Students take courses in economic theory, econometrics, statistics, accounting, technical agriculture, and the physical and biological sciences.  A flexible offering of electives allows students to tailor the agricultural economics major to meet their particular interests and career objectives.  Samples of past research projects have focused on water use efficiency and conservation, sustainable agricultural systems, policy, trade and market analysis, and land-use planning.

The distinguished faculty train students in decision-making, communication, and interpersonal skills for dynamic careers in business, natural resources, and the environment.  For students wishing to pursue further studies, the program provides an excellent foundation for graduate schools in agricultural economics, economics, and professional schools in law and business administration. 

Agricultural and Applied Economics at the University of Georgia continues to provide a strong theoretical background for solving real-world problems and increasing the efficiency and profitability of agriculture in Georgia and beyond.

Study Abroad Options

Agriculture and Ecology in Tropical America - Guatemala (odd-numbered years) or Costa Rica (even-numbered years); International Agribusiness Marketing and Management: Focus on Mexico, and Sustainable Agriculture in Mediterranean Regions.

Agricultural Engineering

B.S.
M.S.
Ph.D
College of Engineering

The Bachelor of Science in Agricultural Engineering program at UGA provides a fundamental understanding of the natural, mathematical, and engineering sciences and how to apply this understanding to design devices and processes.  The curriculum consists of a mathematical component that provides quantitative skills needed to measure, estimate, model, and simulate; an engineering science component that provides skills needed to integrate scientific knowledge with engineering applications; and an engineering design component that provides knowledge of the systematic process for creating new devices, systems, and structures for human use.

Students may choose from several areas of emphasis including:

* Mechanical Systems - the design of mechanical and hydraulic systems.  Course work analyzes the dynamics of machinery motion; stress/deformation/fatigue in parts; and design/selection of machinery parts such as bolted and welded connections, bearings, chain, gear, and V-belt drives and shafts.  

* Natural Resource Management - solves problems related to food, wastes, and the natural environment.  Course work involves hydraulic structure design; runoff/erosion controls for rural and urban landscapes; and odor control systems associated with rural animal production and urban bioconversion.

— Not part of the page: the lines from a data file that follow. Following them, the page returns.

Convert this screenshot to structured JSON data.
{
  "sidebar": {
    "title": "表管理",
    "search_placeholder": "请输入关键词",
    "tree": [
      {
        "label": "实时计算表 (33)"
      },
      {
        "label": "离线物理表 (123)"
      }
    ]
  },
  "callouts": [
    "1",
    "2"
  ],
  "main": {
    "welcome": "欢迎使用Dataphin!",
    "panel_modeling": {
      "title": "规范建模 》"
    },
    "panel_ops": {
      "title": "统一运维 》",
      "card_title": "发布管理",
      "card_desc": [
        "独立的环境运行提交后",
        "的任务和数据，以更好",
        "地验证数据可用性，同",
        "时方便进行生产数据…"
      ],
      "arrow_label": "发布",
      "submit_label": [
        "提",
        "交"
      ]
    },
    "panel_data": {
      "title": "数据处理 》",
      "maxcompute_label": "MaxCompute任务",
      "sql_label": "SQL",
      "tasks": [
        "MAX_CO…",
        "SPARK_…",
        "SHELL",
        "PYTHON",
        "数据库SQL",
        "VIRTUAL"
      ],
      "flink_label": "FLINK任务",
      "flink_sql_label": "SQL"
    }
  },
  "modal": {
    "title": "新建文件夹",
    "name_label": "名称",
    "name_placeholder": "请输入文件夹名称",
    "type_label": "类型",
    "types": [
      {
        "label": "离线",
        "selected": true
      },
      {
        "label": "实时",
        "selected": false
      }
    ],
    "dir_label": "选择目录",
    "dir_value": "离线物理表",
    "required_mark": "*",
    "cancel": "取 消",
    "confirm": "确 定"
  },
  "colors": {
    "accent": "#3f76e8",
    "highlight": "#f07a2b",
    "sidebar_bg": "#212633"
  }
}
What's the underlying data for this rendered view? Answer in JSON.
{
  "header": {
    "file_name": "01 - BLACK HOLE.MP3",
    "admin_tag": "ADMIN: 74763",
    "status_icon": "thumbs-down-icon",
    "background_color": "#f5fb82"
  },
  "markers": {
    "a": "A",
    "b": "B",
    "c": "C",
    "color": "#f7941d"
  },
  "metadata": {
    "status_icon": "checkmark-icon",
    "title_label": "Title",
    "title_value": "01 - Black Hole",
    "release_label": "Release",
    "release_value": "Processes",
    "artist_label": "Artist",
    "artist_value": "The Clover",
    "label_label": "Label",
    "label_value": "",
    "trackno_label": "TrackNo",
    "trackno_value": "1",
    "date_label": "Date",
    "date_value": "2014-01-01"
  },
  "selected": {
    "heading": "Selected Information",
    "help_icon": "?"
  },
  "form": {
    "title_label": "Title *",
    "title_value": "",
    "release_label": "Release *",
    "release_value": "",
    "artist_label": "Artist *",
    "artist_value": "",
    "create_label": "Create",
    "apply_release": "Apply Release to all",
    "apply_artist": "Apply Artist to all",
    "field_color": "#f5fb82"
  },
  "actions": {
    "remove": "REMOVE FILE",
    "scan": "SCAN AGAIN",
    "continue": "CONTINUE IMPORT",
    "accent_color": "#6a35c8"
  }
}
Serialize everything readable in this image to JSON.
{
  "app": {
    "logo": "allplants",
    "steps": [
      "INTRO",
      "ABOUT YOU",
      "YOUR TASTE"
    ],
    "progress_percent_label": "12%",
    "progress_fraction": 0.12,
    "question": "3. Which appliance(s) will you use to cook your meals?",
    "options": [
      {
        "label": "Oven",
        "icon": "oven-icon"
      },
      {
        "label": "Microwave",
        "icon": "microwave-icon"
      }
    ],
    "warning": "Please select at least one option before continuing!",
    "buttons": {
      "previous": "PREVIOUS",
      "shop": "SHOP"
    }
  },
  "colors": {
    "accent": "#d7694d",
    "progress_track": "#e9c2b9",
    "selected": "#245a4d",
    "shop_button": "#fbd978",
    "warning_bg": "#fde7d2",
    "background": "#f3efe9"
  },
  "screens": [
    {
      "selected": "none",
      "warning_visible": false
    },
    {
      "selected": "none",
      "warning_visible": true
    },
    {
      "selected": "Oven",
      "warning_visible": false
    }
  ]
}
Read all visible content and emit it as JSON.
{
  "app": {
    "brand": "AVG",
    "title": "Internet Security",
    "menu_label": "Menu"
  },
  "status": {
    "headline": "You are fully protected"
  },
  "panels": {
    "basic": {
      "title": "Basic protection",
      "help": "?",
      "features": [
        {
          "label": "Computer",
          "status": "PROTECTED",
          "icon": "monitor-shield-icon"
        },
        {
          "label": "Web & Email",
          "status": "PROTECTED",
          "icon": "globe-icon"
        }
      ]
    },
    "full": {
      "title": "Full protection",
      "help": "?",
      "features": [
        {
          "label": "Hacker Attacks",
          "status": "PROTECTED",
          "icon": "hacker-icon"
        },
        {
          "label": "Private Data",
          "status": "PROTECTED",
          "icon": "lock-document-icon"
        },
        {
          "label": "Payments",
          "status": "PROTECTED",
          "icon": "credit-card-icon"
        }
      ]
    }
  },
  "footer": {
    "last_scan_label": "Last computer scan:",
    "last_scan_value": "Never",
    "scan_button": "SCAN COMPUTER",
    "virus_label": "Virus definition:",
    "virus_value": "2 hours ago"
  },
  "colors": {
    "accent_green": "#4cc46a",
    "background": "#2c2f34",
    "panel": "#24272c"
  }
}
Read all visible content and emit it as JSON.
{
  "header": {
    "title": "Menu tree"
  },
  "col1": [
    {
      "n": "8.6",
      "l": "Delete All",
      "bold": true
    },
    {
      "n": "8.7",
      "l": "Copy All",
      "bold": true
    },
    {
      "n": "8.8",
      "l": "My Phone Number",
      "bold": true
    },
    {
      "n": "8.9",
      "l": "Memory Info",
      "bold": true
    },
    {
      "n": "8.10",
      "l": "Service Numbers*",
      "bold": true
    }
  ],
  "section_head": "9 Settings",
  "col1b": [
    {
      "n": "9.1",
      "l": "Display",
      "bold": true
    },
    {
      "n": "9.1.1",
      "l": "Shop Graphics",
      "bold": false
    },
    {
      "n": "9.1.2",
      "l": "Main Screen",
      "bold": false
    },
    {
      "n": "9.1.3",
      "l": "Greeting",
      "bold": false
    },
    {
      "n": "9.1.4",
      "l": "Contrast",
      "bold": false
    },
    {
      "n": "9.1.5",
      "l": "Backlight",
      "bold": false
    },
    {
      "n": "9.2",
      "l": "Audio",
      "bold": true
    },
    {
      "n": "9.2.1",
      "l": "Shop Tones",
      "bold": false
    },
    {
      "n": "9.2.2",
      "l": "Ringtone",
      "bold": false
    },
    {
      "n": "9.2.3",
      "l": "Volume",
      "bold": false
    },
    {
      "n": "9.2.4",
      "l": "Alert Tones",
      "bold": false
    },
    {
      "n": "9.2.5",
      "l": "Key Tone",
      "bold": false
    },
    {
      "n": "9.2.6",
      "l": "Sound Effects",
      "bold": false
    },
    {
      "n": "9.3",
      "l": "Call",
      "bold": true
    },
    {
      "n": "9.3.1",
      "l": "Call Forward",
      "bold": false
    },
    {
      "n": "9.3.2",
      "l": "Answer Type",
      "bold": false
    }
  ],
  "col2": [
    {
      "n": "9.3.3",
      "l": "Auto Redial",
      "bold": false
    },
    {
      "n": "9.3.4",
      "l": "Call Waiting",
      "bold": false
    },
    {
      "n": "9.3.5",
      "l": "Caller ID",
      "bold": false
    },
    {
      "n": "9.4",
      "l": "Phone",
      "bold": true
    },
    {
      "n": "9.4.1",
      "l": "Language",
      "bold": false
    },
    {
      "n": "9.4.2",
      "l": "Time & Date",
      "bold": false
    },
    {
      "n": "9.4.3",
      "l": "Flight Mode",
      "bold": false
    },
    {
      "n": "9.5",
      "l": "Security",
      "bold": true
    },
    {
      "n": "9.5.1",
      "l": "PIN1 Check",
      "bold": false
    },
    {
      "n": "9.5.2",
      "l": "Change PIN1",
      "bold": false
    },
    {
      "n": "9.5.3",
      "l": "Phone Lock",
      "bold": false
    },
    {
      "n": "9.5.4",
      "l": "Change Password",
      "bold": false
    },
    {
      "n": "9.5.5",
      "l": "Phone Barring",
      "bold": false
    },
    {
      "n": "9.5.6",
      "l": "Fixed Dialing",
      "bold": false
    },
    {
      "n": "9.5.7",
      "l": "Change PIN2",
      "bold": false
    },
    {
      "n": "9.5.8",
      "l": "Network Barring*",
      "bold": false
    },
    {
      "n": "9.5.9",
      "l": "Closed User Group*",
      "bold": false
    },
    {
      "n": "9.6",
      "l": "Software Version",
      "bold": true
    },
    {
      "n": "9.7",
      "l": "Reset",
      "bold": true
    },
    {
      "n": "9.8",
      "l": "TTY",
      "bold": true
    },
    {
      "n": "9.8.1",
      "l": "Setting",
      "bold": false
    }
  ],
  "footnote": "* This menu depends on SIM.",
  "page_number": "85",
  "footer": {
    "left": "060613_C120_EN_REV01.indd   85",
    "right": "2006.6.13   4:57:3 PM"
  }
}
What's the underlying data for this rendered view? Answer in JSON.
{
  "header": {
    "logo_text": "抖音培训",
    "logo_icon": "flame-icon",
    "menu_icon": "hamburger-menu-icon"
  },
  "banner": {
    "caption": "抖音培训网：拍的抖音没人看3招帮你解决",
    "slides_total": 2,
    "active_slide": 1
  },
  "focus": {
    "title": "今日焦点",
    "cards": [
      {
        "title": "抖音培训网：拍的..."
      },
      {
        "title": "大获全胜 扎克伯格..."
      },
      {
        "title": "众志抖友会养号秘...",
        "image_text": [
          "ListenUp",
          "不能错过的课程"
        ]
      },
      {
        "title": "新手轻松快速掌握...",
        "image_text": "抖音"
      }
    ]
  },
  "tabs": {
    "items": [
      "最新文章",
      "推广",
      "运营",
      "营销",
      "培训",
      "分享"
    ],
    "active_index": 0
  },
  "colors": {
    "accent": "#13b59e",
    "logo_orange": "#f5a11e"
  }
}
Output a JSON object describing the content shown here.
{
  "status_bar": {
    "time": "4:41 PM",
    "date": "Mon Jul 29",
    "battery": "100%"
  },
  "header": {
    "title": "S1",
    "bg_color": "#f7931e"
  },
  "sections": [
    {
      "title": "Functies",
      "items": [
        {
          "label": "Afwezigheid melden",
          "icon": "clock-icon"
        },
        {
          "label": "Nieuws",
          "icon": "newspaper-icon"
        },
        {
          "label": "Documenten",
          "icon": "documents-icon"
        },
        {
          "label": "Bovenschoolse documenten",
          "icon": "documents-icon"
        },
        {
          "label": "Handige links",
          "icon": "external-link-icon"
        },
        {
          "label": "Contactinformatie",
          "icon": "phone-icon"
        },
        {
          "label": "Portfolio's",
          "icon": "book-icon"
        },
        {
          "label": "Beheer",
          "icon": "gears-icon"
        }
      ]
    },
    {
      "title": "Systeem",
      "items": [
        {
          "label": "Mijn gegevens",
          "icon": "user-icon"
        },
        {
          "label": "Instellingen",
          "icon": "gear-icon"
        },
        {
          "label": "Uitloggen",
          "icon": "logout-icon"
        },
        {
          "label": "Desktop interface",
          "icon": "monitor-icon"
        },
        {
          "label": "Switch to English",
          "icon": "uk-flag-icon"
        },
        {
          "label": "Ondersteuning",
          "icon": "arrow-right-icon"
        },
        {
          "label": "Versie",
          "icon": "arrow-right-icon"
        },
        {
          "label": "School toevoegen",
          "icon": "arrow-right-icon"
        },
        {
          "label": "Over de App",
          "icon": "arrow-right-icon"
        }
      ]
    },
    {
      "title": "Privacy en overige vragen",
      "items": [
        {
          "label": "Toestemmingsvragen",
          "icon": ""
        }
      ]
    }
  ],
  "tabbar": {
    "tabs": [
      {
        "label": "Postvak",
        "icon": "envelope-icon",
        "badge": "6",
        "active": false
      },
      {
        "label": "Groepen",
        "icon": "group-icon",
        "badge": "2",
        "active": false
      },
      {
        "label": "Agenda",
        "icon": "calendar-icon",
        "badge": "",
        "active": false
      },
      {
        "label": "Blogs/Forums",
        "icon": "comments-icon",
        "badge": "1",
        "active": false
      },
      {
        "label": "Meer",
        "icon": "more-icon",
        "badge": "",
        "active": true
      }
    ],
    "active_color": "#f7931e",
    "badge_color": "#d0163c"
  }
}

* Process Operations – the application of the physical, natural, and engineering sciences in the operation and design of manufacturing plants.   Course work involves the study of a wide range of production processes ranging from production control to materials handling.

* Structural Systems - designing structures and conditioning the environment within.  Structural types include residential, light-framed industrial, large industrial, and greenhouse buildings. Students use state-of-the-art software to evaluate form, function, and appearance of new structural designs.

The curriculum concludes with a senior project that requires students to design a useful product under the constraints typical of private practice. 

Graduates are qualified for a wide range of careers in civil, mechanical, electrical, agricultural, environmental, and process engineering areas such as design, development, testing, process control, management, electronic communications, food processing, mechanical equipment, paper production, consultation, textiles, and government.